What woman would want a life of domestic servitude when she saw women on screen having a better time? Pre-code films told women’s stories with intelligence, artistry, and most importantly, they never judged. Author Mick Lasalle wrote, “In the pre-Code Shanghai Express, Dietrich plays prostitute Shanghai Lily. She says, ‘It took more than one man to change my name to Shanghai Lily.’ Yet here’s the thing, the movie is not about her becoming worthy of him, but about the journey of faith that allows him to become worthy of her. Shanghai Lily doesn’t need to change. Her boyfriend needs a new attitude.”
Marlene Dietrich in Shanghai Express, 1932
Dietrich couldn’t play those roles once the Code was enforced. Her first film after its enforcement was The Garden of Allah as a devout Catholic who says, “Nobody but God and I know what is in my heart.” Later Dietrich lamented, “Imagine having to say that line! The conceit of it — I nearly died!” Claudette Colbert always resented Production Code restrictions, feeling that moralists with no talent had no right to tamper with a creative production. Mae West said, “I resisted the type of censorship that quibbled over every line as if the devil were hiding behind each word.” But there wasn’t much she could do, there was a censor on her set every day.
Mae West in the 1930s
Marlene Dietrich in her first film under the Production Code, The Garden of Allah.
The list of Code restrictions was so long it’s a wonder any film could get made. Criminals must be punished, unmarried couples, unwed mothers, women who tried to have a career and a marriage must suffer — double standards made a comeback. Anna Karenina could only be made if the unmarried couple rarely touched one another, and never enjoyed it. In a letter to producer Selznick, Breen said any physical contact between onscreen couple Anna and Vronsky was “extremely dangerous.”
Claudette Colbert in Sign of the Cross, 1932
The Awful Truth 1937, Irene Dunne and Cary Grant. Dunne thought it was silly that they couldn't show their married characters getting into bed together because of the strict Production Code. In this scene that action is implied by showing Grant and Dunne as characters in a clock. Here, he follows her back to her side of the clock. ie. they sleep together.

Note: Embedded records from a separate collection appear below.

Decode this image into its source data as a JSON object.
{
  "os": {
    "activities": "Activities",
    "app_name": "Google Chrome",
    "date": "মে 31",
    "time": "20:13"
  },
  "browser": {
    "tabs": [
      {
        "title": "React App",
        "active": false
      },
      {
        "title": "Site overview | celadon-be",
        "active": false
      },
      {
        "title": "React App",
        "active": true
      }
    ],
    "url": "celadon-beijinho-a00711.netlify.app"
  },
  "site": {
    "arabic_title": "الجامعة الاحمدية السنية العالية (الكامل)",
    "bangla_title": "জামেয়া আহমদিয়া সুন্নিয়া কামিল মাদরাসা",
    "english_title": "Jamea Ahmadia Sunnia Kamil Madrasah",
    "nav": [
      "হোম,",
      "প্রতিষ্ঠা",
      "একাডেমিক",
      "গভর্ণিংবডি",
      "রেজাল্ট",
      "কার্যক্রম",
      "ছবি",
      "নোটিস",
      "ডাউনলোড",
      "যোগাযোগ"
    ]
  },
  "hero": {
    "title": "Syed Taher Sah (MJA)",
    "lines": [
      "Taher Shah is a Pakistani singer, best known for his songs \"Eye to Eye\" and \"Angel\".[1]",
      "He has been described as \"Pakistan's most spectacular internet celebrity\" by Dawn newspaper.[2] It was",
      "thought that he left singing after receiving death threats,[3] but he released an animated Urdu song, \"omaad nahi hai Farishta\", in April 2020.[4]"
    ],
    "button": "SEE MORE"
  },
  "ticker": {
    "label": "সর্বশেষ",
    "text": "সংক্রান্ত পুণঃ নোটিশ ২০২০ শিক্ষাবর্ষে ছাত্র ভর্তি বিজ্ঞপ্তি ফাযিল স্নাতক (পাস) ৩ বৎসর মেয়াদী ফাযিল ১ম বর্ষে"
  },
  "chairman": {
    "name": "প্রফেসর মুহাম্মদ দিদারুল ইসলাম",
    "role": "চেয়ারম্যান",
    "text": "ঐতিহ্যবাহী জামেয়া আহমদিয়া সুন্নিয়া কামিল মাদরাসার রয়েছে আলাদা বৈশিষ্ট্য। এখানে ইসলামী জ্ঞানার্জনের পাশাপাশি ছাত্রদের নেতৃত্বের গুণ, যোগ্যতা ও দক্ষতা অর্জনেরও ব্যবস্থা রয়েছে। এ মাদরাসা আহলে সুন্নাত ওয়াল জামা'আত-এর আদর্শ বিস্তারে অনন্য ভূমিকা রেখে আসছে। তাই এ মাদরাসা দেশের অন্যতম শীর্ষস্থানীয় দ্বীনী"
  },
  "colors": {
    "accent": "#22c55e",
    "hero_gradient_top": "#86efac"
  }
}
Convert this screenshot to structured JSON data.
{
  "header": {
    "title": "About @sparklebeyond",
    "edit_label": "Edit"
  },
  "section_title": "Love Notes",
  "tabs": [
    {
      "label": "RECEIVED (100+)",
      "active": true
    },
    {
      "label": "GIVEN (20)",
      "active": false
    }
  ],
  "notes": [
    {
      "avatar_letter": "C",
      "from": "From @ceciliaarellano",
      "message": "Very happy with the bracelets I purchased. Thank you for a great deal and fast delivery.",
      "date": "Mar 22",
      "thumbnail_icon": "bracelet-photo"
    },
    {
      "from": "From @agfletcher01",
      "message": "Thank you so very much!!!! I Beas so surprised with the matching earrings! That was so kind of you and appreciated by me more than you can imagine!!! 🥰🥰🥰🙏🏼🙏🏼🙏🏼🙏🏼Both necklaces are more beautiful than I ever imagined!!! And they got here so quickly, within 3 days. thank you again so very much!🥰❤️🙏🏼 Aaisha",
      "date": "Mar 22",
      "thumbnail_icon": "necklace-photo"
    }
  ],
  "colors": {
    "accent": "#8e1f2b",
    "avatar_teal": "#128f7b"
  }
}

The Code disapproved of happy, liberated, assertive women. Under new restrictions, actresses whose images were synonymous with intelligent, driven, women like Shearer, West, and Dietrich struggled. Screwball comediennes Katharine Hepburn, Irene Dunne, and Rosalind Russell found stardom.
Enforcement of The Code on July 1, 1934, ushered in thirty years of propaganda designed to keep women in their place. Finally, in 1968 a ratings system replaced the draconian Code. The pre-Code era documented the birth of the modern woman, and to see these films now is to marvel at how much these women were like the women of today.
A quote from Kay Francis
*In a December 1930 interview with Motion Picture magazine, Kay Francis said, “I resent more than almost anything else the attitude of those men who do not treat women as if they were individuals. They will make love to you, but they won’t exchange ideas with you. To such men their wives are servants, their women friends are mere diversions. If you advance an opinion or an idea, they smile indulgently and pat you on the head --- as if it were awfully cute for a “little woman like you” to try to think! In fact, they grow pretty resistive if you try to advance an opinion! All they want of a woman is that she shall be a good audience. It is the old-fashioned masculine attitude – and it irks the modern woman immeasurably!”
This quote is ninety-one years old. As astonishing as that is, it proves that women in the 1930's were thinking and feeling the same things we are today, and that we are still fighting the same battles nearly a century later. ,
Meet other pre-Code actresses on pre-Code.com
Mae West episode on You Must Remember This Podcast
Will Hays and pre-Code Hollywood on You Must Remember This Podcast
Kay Francis: I Can't Wait to be Forgotten by Scott O'Brien (*Which also provided the Kay Francis quote used in this blog entry)
Attaboy Clarence Podcast - Queen Anne - Features pre-Code actress Ann Dvorak, Hollywood's Forgotten Rebel.